- ASSIGNED TASK: Please restate the listing word for word, omitting the images.

- TASK INPUTS:
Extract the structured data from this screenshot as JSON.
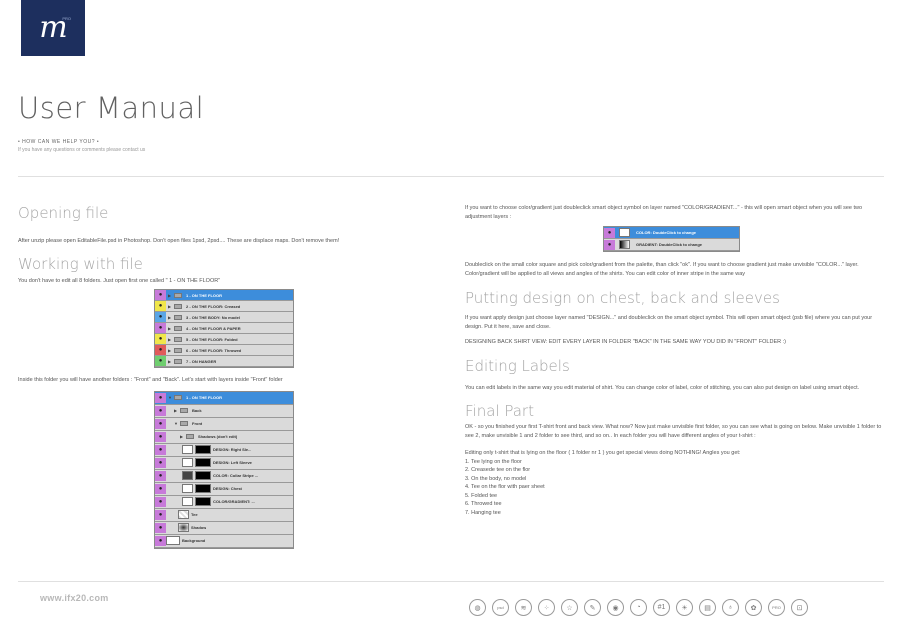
{
  "logo": {
    "glyph": "m",
    "superscript": "PRO"
  },
  "title": "User Manual",
  "help": {
    "heading": "• HOW CAN WE HELP YOU? •",
    "subtext": "If you have any questions or comments please contact us"
  },
  "left": {
    "opening_heading": "Opening file",
    "opening_text": "After unzip please open EditableFile.psd in Photoshop. Don't open files 1psd, 2psd.... These are displace maps. Don't remove them!",
    "working_heading": "Working with file",
    "working_text": "You don't have to edit all 8 folders. Just open first one called \" 1 - ON THE FLOOR\"",
    "folders": [
      "1 - ON THE FLOOR",
      "2 - ON THE FLOOR: Creased",
      "3 - ON THE BODY: No model",
      "4 - ON THE FLOOR & PAPER",
      "5 - ON THE FLOOR: Folded",
      "6 - ON THE FLOOR: Throwed",
      "7 - ON HANGER"
    ],
    "inside_text": "Inside this folder you will have another folders : \"Front\" and \"Back\". Let's start with layers inside \"Front\" folder",
    "layers": [
      "1 - ON THE FLOOR",
      "Back",
      "Front",
      "Shadows (don't edit)",
      "DESIGN: Right Sle...",
      "DESIGN: Left Sleeve",
      "COLOR: Collar Stripe ...",
      "DESIGN: Chest",
      "COLOR/GRADIENT: ...",
      "Tee",
      "Shadow",
      "Background"
    ]
  },
  "right": {
    "color_text": "If you want to choose color/gradient just doubleclick smart object symbol on layer named \"COLOR/GRADIENT...\" - this will open smart object when you will see two adjustment layers :",
    "adjust_layers": [
      "COLOR: DoubleClick to change",
      "GRADIENT: DoubleClick to change"
    ],
    "color_text2": "Doubleclick on the small color square and pick color/gradient from the palette, than click \"ok\". If you want to choose gradient just make unvisible \"COLOR...\" layer. Color/gradient will be applied to all views and angles of the shirts. You can edit color of inner stripe in the same way",
    "design_heading": "Putting design on chest, back and sleeves",
    "design_text": "If you want apply design just choose layer named \"DESIGN...\" and doubleclick on the smart object symbol. This will open smart object (psb file) where you can put your design. Put it here, save and close.",
    "design_text2": "DESIGNING BACK SHIRT VIEW: EDIT EVERY LAYER IN FOLDER \"BACK\" IN THE SAME WAY YOU DID IN \"FRONT\" FOLDER :)",
    "labels_heading": "Editing Labels",
    "labels_text": "You can edit labels in the same way you edit material of shirt. You can change color of label, color of stitching, you can also put design on label using smart object.",
    "final_heading": "Final Part",
    "final_text": "OK - so you finished your first T-shirt front and back view. What now? Now just make unvisible first folder, so you can see what is going on below. Make unvisible 1 folder to see 2, make unvisible 1 and 2 folder to see third, and so on.. In each folder you will have different angles of your t-shirt :",
    "final_text2": "Editing only t-shirt that is lying on the floor ( 1 folder nr 1 ) you get special views doing NOTHING! Angles you get:",
    "angles": [
      "1. Tee lying on the floor",
      "2. Creasede tee on the flor",
      "3. On the body, no model",
      "4. Tee on the flor with paer sheet",
      "5. Folded tee",
      "6. Throwed tee",
      "7. Hanging tee"
    ]
  },
  "footer": {
    "url": "www.ifx20.com",
    "icons": [
      "globe-icon",
      "psd-icon",
      "layers-icon",
      "dots-ring-icon",
      "star-icon",
      "brush-icon",
      "eye-icon",
      "timer-icon",
      "number-one-icon",
      "lamp-icon",
      "text-icon",
      "bulb-icon",
      "gear-icon",
      "pro-icon",
      "lock-icon"
    ],
    "icon_glyphs": [
      "◍",
      "psd",
      "≋",
      "⁘",
      "☆",
      "✎",
      "◉",
      "◔",
      "#1",
      "☀",
      "▤",
      "♁",
      "✿",
      "PRO",
      "⊡"
    ]
  },
  "colors": {
    "logo_bg": "#1d2f5e",
    "selected_layer": "#3d8ddb",
    "eye_purple": "#c77ad9"
  }
}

- SOLUTION TO THE EXERCISE:
Extract the structured data from this screenshot as JSON.
{
  "logo": {
    "glyph": "m",
    "superscript": "PRO"
  },
  "title": "User Manual",
  "help": {
    "heading": "• HOW CAN WE HELP YOU? •",
    "subtext": "If you have any questions or comments please contact us"
  },
  "left": {
    "opening_heading": "Opening file",
    "opening_text": "After unzip please open EditableFile.psd in Photoshop. Don't open files 1psd, 2psd.... These are displace maps. Don't remove them!",
    "working_heading": "Working with file",
    "working_text": "You don't have to edit all 8 folders. Just open first one called \" 1 - ON THE FLOOR\"",
    "folders": [
      "1 - ON THE FLOOR",
      "2 - ON THE FLOOR: Creased",
      "3 - ON THE BODY: No model",
      "4 - ON THE FLOOR & PAPER",
      "5 - ON THE FLOOR: Folded",
      "6 - ON THE FLOOR: Throwed",
      "7 - ON HANGER"
    ],
    "inside_text": "Inside this folder you will have another folders : \"Front\" and \"Back\". Let's start with layers inside \"Front\" folder",
    "layers": [
      "1 - ON THE FLOOR",
      "Back",
      "Front",
      "Shadows (don't edit)",
      "DESIGN: Right Sle...",
      "DESIGN: Left Sleeve",
      "COLOR: Collar Stripe ...",
      "DESIGN: Chest",
      "COLOR/GRADIENT: ...",
      "Tee",
      "Shadow",
      "Background"
    ]
  },
  "right": {
    "color_text": "If you want to choose color/gradient just doubleclick smart object symbol on layer named \"COLOR/GRADIENT...\" - this will open smart object when you will see two adjustment layers :",
    "adjust_layers": [
      "COLOR: DoubleClick to change",
      "GRADIENT: DoubleClick to change"
    ],
    "color_text2": "Doubleclick on the small color square and pick color/gradient from the palette, than click \"ok\". If you want to choose gradient just make unvisible \"COLOR...\" layer. Color/gradient will be applied to all views and angles of the shirts. You can edit color of inner stripe in the same way",
    "design_heading": "Putting design on chest, back and sleeves",
    "design_text": "If you want apply design just choose layer named \"DESIGN...\" and doubleclick on the smart object symbol. This will open smart object (psb file) where you can put your design. Put it here, save and close.",
    "design_text2": "DESIGNING BACK SHIRT VIEW: EDIT EVERY LAYER IN FOLDER \"BACK\" IN THE SAME WAY YOU DID IN \"FRONT\" FOLDER :)",
    "labels_heading": "Editing Labels",
    "labels_text": "You can edit labels in the same way you edit material of shirt. You can change color of label, color of stitching, you can also put design on label using smart object.",
    "final_heading": "Final Part",
    "final_text": "OK - so you finished your first T-shirt front and back view. What now? Now just make unvisible first folder, so you can see what is going on below. Make unvisible 1 folder to see 2, make unvisible 1 and 2 folder to see third, and so on.. In each folder you will have different angles of your t-shirt :",
    "final_text2": "Editing only t-shirt that is lying on the floor ( 1 folder nr 1 ) you get special views doing NOTHING! Angles you get:",
    "angles": [
      "1. Tee lying on the floor",
      "2. Creasede tee on the flor",
      "3. On the body, no model",
      "4. Tee on the flor with paer sheet",
      "5. Folded tee",
      "6. Throwed tee",
      "7. Hanging tee"
    ]
  },
  "footer": {
    "url": "www.ifx20.com",
    "icons": [
      "globe-icon",
      "psd-icon",
      "layers-icon",
      "dots-ring-icon",
      "star-icon",
      "brush-icon",
      "eye-icon",
      "timer-icon",
      "number-one-icon",
      "lamp-icon",
      "text-icon",
      "bulb-icon",
      "gear-icon",
      "pro-icon",
      "lock-icon"
    ],
    "icon_glyphs": [
      "◍",
      "psd",
      "≋",
      "⁘",
      "☆",
      "✎",
      "◉",
      "◔",
      "#1",
      "☀",
      "▤",
      "♁",
      "✿",
      "PRO",
      "⊡"
    ]
  },
  "colors": {
    "logo_bg": "#1d2f5e",
    "selected_layer": "#3d8ddb",
    "eye_purple": "#c77ad9"
  }
}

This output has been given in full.